_WHAT THE TASK ASKS_.
Going through the entries below, copy out each line that contains "JSON".
Top of DATASET RECORDS
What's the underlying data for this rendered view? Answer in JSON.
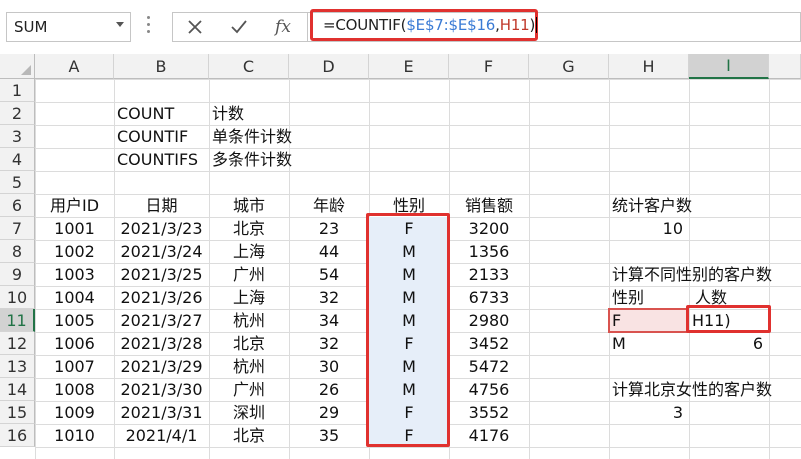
{
  "name_box": {
    "value": "SUM"
  },
  "formula_bar": {
    "cancel_icon": "x-icon",
    "enter_icon": "check-icon",
    "fx_label": "fx",
    "formula_prefix": "=COUNTIF(",
    "formula_ref1": "$E$7:$E$16",
    "formula_sep": ",",
    "formula_ref2": "H11",
    "formula_suffix": ")"
  },
  "columns": [
    "A",
    "B",
    "C",
    "D",
    "E",
    "F",
    "G",
    "H",
    "I"
  ],
  "selected_column": "I",
  "rows": [
    "1",
    "2",
    "3",
    "4",
    "5",
    "6",
    "7",
    "8",
    "9",
    "10",
    "11",
    "12",
    "13",
    "14",
    "15",
    "16"
  ],
  "selected_row": "11",
  "notes": {
    "b2": "COUNT",
    "c2": "计数",
    "b3": "COUNTIF",
    "c3": "单条件计数",
    "b4": "COUNTIFS",
    "c4": "多条件计数"
  },
  "table": {
    "headers": [
      "用户ID",
      "日期",
      "城市",
      "年龄",
      "性别",
      "销售额"
    ],
    "rows": [
      [
        "1001",
        "2021/3/23",
        "北京",
        "23",
        "F",
        "3200"
      ],
      [
        "1002",
        "2021/3/24",
        "上海",
        "44",
        "M",
        "1356"
      ],
      [
        "1003",
        "2021/3/25",
        "广州",
        "54",
        "M",
        "2133"
      ],
      [
        "1004",
        "2021/3/26",
        "上海",
        "32",
        "M",
        "6733"
      ],
      [
        "1005",
        "2021/3/27",
        "杭州",
        "34",
        "M",
        "2980"
      ],
      [
        "1006",
        "2021/3/28",
        "北京",
        "32",
        "F",
        "3452"
      ],
      [
        "1007",
        "2021/3/29",
        "杭州",
        "30",
        "M",
        "5472"
      ],
      [
        "1008",
        "2021/3/30",
        "广州",
        "26",
        "M",
        "4756"
      ],
      [
        "1009",
        "2021/3/31",
        "深圳",
        "29",
        "F",
        "3552"
      ],
      [
        "1010",
        "2021/4/1",
        "北京",
        "35",
        "F",
        "4176"
      ]
    ]
  },
  "summary": {
    "h6": "统计客户数",
    "h7": "10",
    "h9": "计算不同性别的客户数",
    "h10": "性别",
    "i10": "人数",
    "h11": "F",
    "i11": "H11)",
    "h12": "M",
    "i12": "6",
    "h14": "计算北京女性的客户数",
    "h15": "3"
  },
  "colors": {
    "highlight_red": "#e0312f",
    "selection_green": "#217346",
    "range_fill": "#e6eef9"
  }
}
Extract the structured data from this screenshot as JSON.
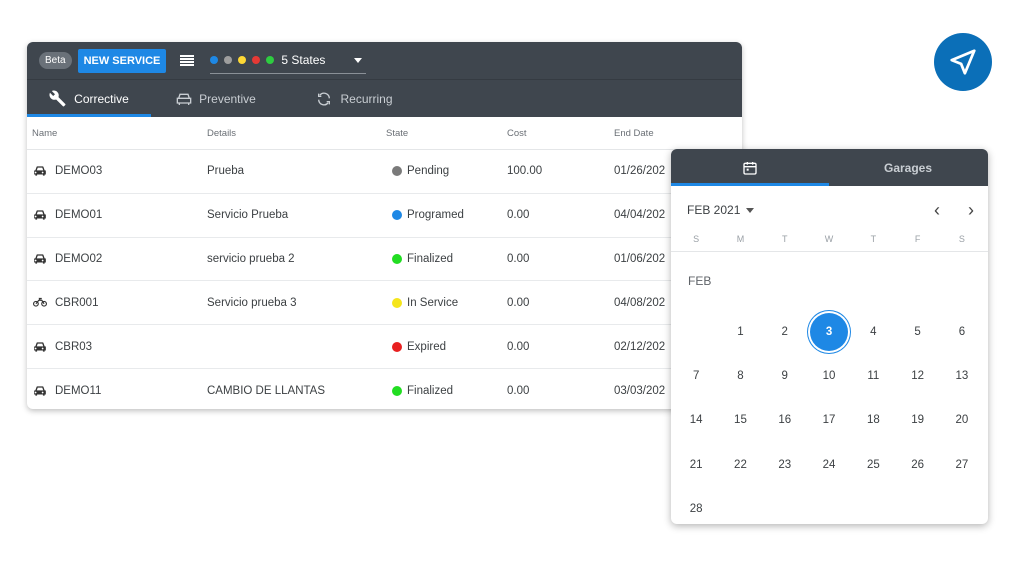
{
  "toolbar": {
    "beta_label": "Beta",
    "new_service_label": "NEW SERVICE",
    "state_dots": [
      "#1e88e5",
      "#9e9e9e",
      "#fdd835",
      "#e53935",
      "#2ecc40"
    ],
    "states_label": "5 States"
  },
  "tabs": [
    {
      "label": "Corrective",
      "icon": "tools-icon"
    },
    {
      "label": "Preventive",
      "icon": "car-front-icon"
    },
    {
      "label": "Recurring",
      "icon": "refresh-icon"
    }
  ],
  "table": {
    "headers": [
      "Name",
      "Details",
      "State",
      "Cost",
      "End Date"
    ],
    "rows": [
      {
        "vehicle": "car",
        "name": "DEMO03",
        "details": "Prueba",
        "state": "Pending",
        "state_color": "#7a7a7a",
        "cost": "100.00",
        "end_date": "01/26/202"
      },
      {
        "vehicle": "car",
        "name": "DEMO01",
        "details": "Servicio Prueba",
        "state": "Programed",
        "state_color": "#1e88e5",
        "cost": "0.00",
        "end_date": "04/04/202"
      },
      {
        "vehicle": "car",
        "name": "DEMO02",
        "details": "servicio prueba 2",
        "state": "Finalized",
        "state_color": "#22dd22",
        "cost": "0.00",
        "end_date": "01/06/202"
      },
      {
        "vehicle": "motorcycle",
        "name": "CBR001",
        "details": "Servicio prueba 3",
        "state": "In Service",
        "state_color": "#f5e51b",
        "cost": "0.00",
        "end_date": "04/08/202"
      },
      {
        "vehicle": "car",
        "name": "CBR03",
        "details": "",
        "state": "Expired",
        "state_color": "#e82020",
        "cost": "0.00",
        "end_date": "02/12/202"
      },
      {
        "vehicle": "car",
        "name": "DEMO11",
        "details": "CAMBIO DE LLANTAS",
        "state": "Finalized",
        "state_color": "#22dd22",
        "cost": "0.00",
        "end_date": "03/03/202"
      }
    ]
  },
  "calendar": {
    "tab_calendar_icon": "calendar-icon",
    "tab_garages": "Garages",
    "month_label": "FEB 2021",
    "prev": "‹",
    "next": "›",
    "weekdays": [
      "S",
      "M",
      "T",
      "W",
      "T",
      "F",
      "S"
    ],
    "section_label": "FEB",
    "weeks": [
      [
        "",
        "1",
        "2",
        "3",
        "4",
        "5",
        "6"
      ],
      [
        "7",
        "8",
        "9",
        "10",
        "11",
        "12",
        "13"
      ],
      [
        "14",
        "15",
        "16",
        "17",
        "18",
        "19",
        "20"
      ],
      [
        "21",
        "22",
        "23",
        "24",
        "25",
        "26",
        "27"
      ],
      [
        "28",
        "",
        "",
        "",
        "",
        "",
        ""
      ]
    ],
    "selected_day": "3"
  },
  "brand": {
    "logo_icon": "paper-plane-icon",
    "color": "#0b6fb8"
  }
}
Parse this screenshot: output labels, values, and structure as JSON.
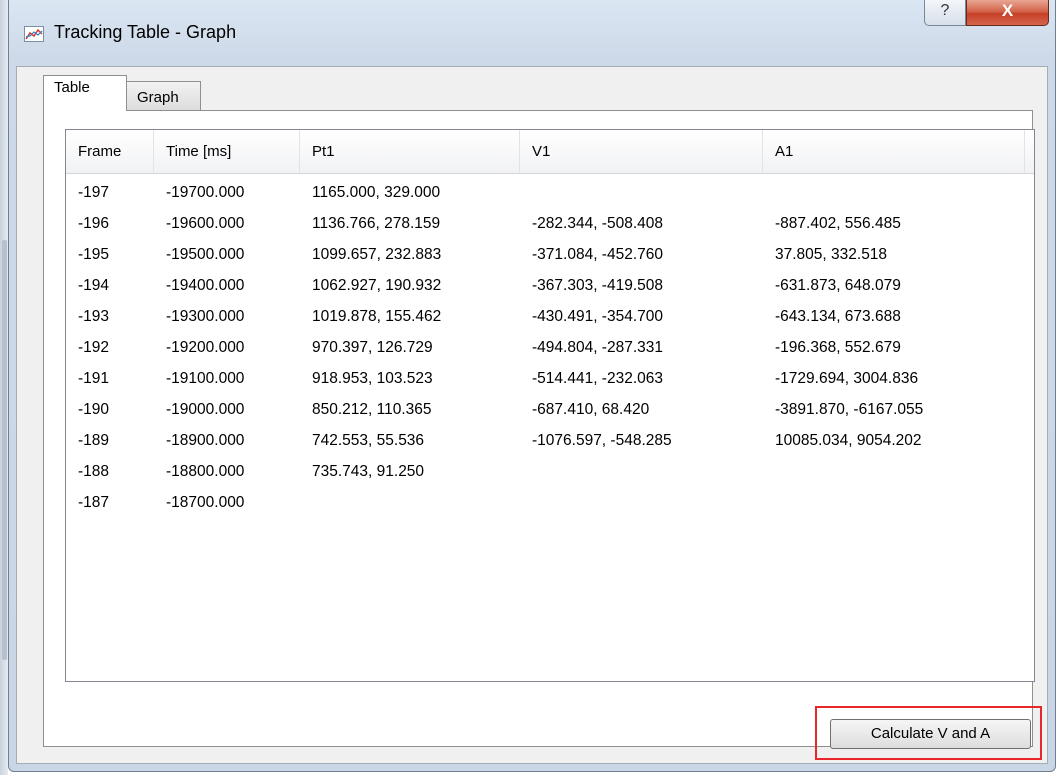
{
  "window": {
    "title": "Tracking Table - Graph",
    "help_glyph": "?",
    "close_glyph": "X"
  },
  "tabs": [
    {
      "label": "Table",
      "active": true
    },
    {
      "label": "Graph",
      "active": false
    }
  ],
  "table": {
    "columns": [
      "Frame",
      "Time [ms]",
      "Pt1",
      "V1",
      "A1"
    ],
    "rows": [
      [
        "-197",
        "-19700.000",
        "1165.000, 329.000",
        "",
        ""
      ],
      [
        "-196",
        "-19600.000",
        "1136.766, 278.159",
        "-282.344, -508.408",
        "-887.402, 556.485"
      ],
      [
        "-195",
        "-19500.000",
        "1099.657, 232.883",
        "-371.084, -452.760",
        "37.805, 332.518"
      ],
      [
        "-194",
        "-19400.000",
        "1062.927, 190.932",
        "-367.303, -419.508",
        "-631.873, 648.079"
      ],
      [
        "-193",
        "-19300.000",
        "1019.878, 155.462",
        "-430.491, -354.700",
        "-643.134, 673.688"
      ],
      [
        "-192",
        "-19200.000",
        "970.397, 126.729",
        "-494.804, -287.331",
        "-196.368, 552.679"
      ],
      [
        "-191",
        "-19100.000",
        "918.953, 103.523",
        "-514.441, -232.063",
        "-1729.694, 3004.836"
      ],
      [
        "-190",
        "-19000.000",
        "850.212, 110.365",
        "-687.410, 68.420",
        "-3891.870, -6167.055"
      ],
      [
        "-189",
        "-18900.000",
        "742.553, 55.536",
        "-1076.597, -548.285",
        "10085.034, 9054.202"
      ],
      [
        "-188",
        "-18800.000",
        "735.743, 91.250",
        "",
        ""
      ],
      [
        "-187",
        "-18700.000",
        "",
        "",
        ""
      ]
    ]
  },
  "buttons": {
    "calculate_label": "Calculate V and A"
  },
  "icons": {
    "title": "chart-line-icon"
  },
  "colors": {
    "highlight_border": "#e8262c",
    "close_button": "#c7412a"
  }
}
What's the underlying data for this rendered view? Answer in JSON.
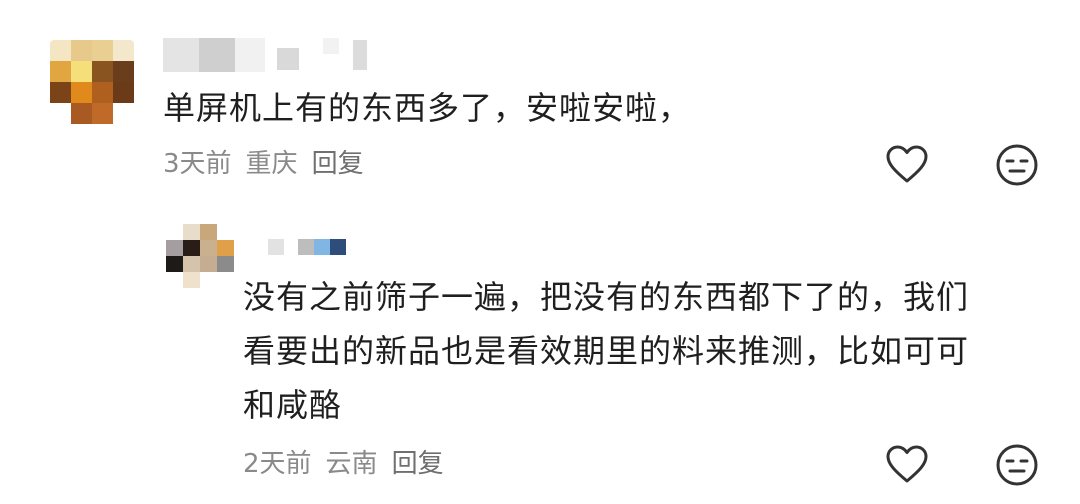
{
  "comments": [
    {
      "avatar_icon": "pixelated-avatar",
      "username_icon": "pixelated-username",
      "text": "单屏机上有的东西多了，安啦安啦，",
      "time": "3天前",
      "location": "重庆",
      "reply_label": "回复",
      "like_icon": "heart-outline-icon",
      "dislike_icon": "meh-face-icon"
    },
    {
      "avatar_icon": "pixelated-avatar",
      "username_icon": "pixelated-username",
      "text_line1": "没有之前筛子一遍，把没有的东西都下了的，我们",
      "text_line2": "看要出的新品也是看效期里的料来推测，比如可可",
      "text_line3": "和咸酪",
      "time": "2天前",
      "location": "云南",
      "reply_label": "回复",
      "like_icon": "heart-outline-icon",
      "dislike_icon": "meh-face-icon"
    }
  ]
}
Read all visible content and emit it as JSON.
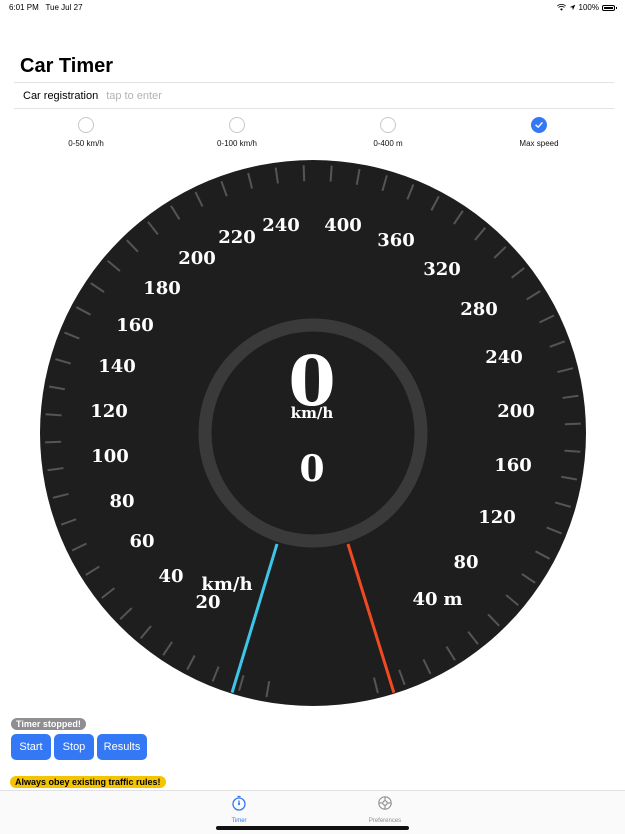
{
  "status_bar": {
    "time": "6:01 PM",
    "date": "Tue Jul 27",
    "battery": "100%"
  },
  "header": {
    "title": "Car Timer"
  },
  "registration": {
    "label": "Car registration",
    "placeholder": "tap to enter",
    "value": ""
  },
  "modes": [
    {
      "label": "0-50 km/h",
      "selected": false
    },
    {
      "label": "0-100 km/h",
      "selected": false
    },
    {
      "label": "0-400 m",
      "selected": false
    },
    {
      "label": "Max speed",
      "selected": true
    }
  ],
  "speedometer": {
    "speed_value": "0",
    "speed_unit": "km/h",
    "distance_value": "0",
    "left_scale_unit": "km/h",
    "right_scale_unit": "m",
    "left_scale": [
      "20",
      "40",
      "60",
      "80",
      "100",
      "120",
      "140",
      "160",
      "180",
      "200",
      "220",
      "240"
    ],
    "right_scale": [
      "40",
      "80",
      "120",
      "160",
      "200",
      "240",
      "280",
      "320",
      "360",
      "400"
    ],
    "left_needle_color": "#3ec6e8",
    "right_needle_color": "#f04a22"
  },
  "timer": {
    "status": "Timer stopped!"
  },
  "controls": {
    "start": "Start",
    "stop": "Stop",
    "results": "Results"
  },
  "warning": {
    "text": "Always obey existing traffic rules!"
  },
  "tab_bar": {
    "tabs": [
      {
        "label": "Timer",
        "icon": "stopwatch-icon",
        "active": true
      },
      {
        "label": "Preferences",
        "icon": "gear-icon",
        "active": false
      }
    ]
  },
  "colors": {
    "accent": "#3478f6",
    "gauge_bg": "#1e1e1e",
    "badge_gray": "#8e8e93",
    "warning_yellow": "#f5c400"
  }
}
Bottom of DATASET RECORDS
_EXERCISE SOLUTION_.
What's the underlying data for this rendered view? Answer in JSON.
Extract the structured data from this screenshot as JSON.
Parse this screenshot: output labels, values, and structure as JSON.
What's the underlying data for this rendered view? Answer in JSON.
Read all visible content and emit it as JSON.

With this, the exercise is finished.